Let India Train the Afghan Army - WSJ.com
Training the Afghan army is "the most critical part" of America's "long-term strategy" in the country, U.S. special envoy Richard Holbrooke said Monday. Pakistan agrees, and has suggested it can help, too. Yet the best candidate for the task is the Indian Army.
This million-strong force has had close to 60 years' of intense counterinsurgency experience in a variety of terrains. Indian troops have successfully carried out campaigns in jungles in India's northeast, at high altitudes in Jammu and Kashmir and in the plains in the Punjab. Its officers and enlisted men have counterinsurgency experience in both urban and rural environments.
India already has the capacity to impart this knowledge to friendly forces. The country boasts one of the world's largest military training establishments, with the ability to train officers and men for varying combat duties. Educational facilities include a major counterinsurgency training base—the Counterinsurgency and Jungle Warfare School—and a school focused on urban warfare in the state of Jammu and Kashmir, the site of an ongoing insurgency. Both can simulate a variety of combat situations and provide the Afghan Army with training relevant to the terrain and physical conditions that its troops are likely to encounter upon deployment. India's counterinsurgency schools also come complete with firing ranges, obstacle courses and training areas for the detection and handling of improvised explosive devices.

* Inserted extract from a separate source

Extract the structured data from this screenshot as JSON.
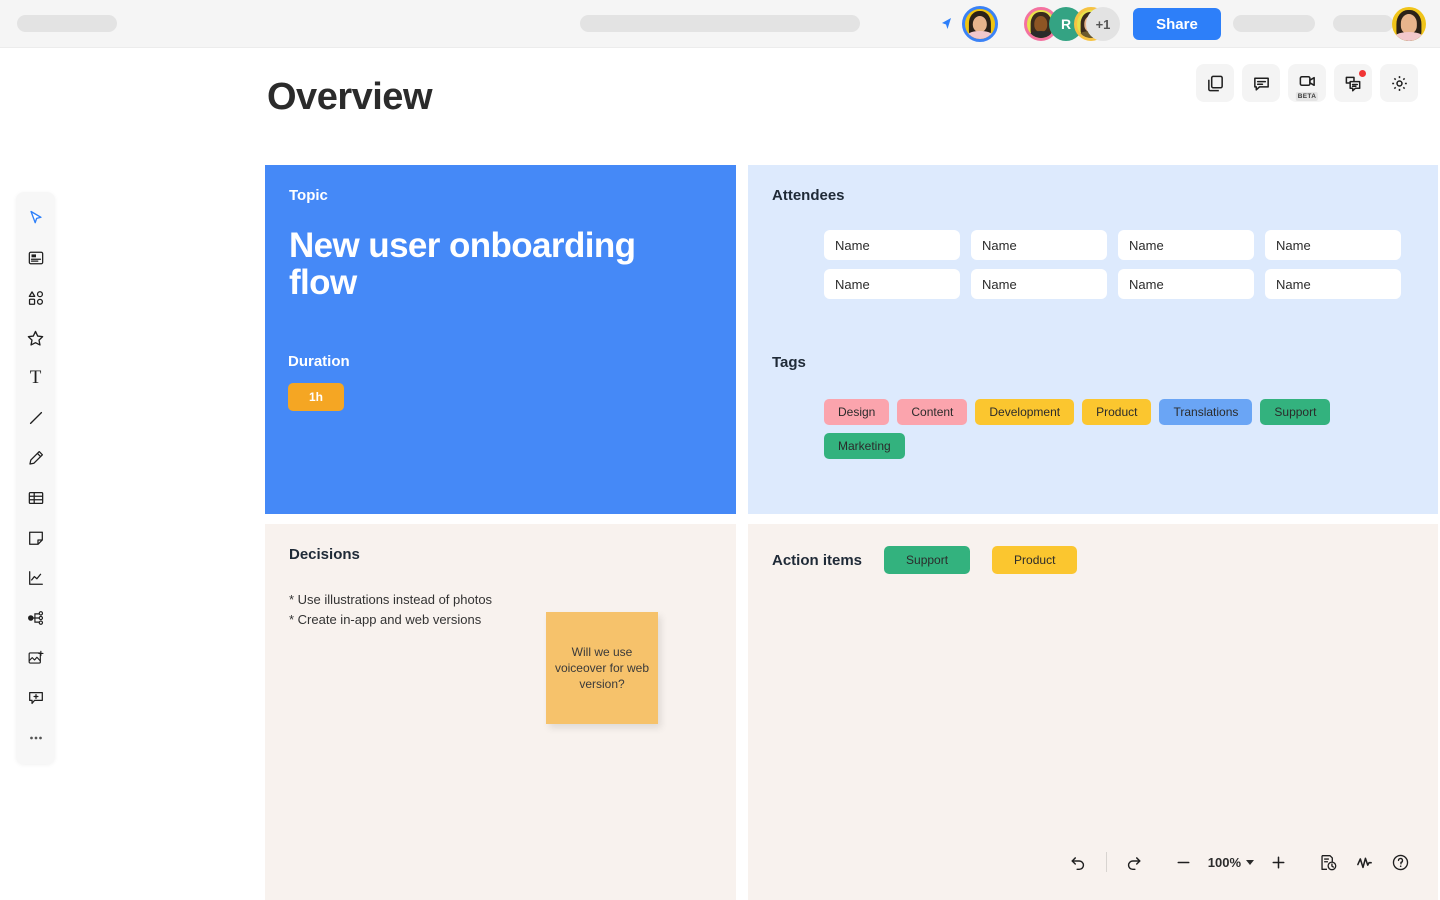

Beyond such infrastructure, however, the Indian Army has at its command significant accumulated knowledge of counterinsurgency operations and techniques. Its substantial cadre of instructors have ample field experience and routinely train India's forces in counterinsurgency operations. The Indian military has formulated a viable, codified doctrine to fight counterinsurgency. This doctrine calls for important restraints on the use of force, highlights the significance of not alienating civilian populations, insists upon respect for local customs and emphasizes the importance of an eventual political solution to all insurgencies. These principles are routinely stressed in the curricula of the counterinsurgency schools and applied to the best extent possible in field operations. There is little reason to believe that within a specified span of time they could not be inculcated into the Afghan Army too.
Finally, thanks to some setbacks over the years, most notably in its operations in Sri Lanka and subsequently in Jammu and Kashmir, the Indian Army has taken heed of and learned a great deal from its past errors. Its leadership has undertaken a number of organizational innovations to best cope with counterinsurgency operations. Since 1990, for instance, India has fielded a contingent called the Rashtriya Rifles (literally "National Rifles"), forces with an optimal "teeth to tail" ratio, specifically trained in counterinsurgency operations. These units, drawn from the regular Indian Army, have proven especially effective when deployed in Jammu and Kashmir and have managed to restore more than a modicum of order in the state.
The Indian Army has other advantages, too. Thanks to its cheap labor costs, it can train Afghan forces at a fraction of the costs of training them in similar duties almost anywhere in the United States or Western Europe. Rank and file Afghan soldiers would feel much more at ease in India than in most other parts of the world. India has cultural bonds with Afghanistan of very long standing and Afghans have over centuries traveled to various parts of northern India. Finally, critics of the Indian Army's counterinsurgency operations notwithstanding, its forces have learned to operate within the scope of the rule of law. Many officers who have exceeded their brief have been subject to court-martial and charges of human-rights violations are not swept under the carpet.
If training the Afghan Army is as important as the U.S.-led coalition says it is, then why not accelerate training in the place that's best served to do it? Not turning to India would amount to a grave strategic error.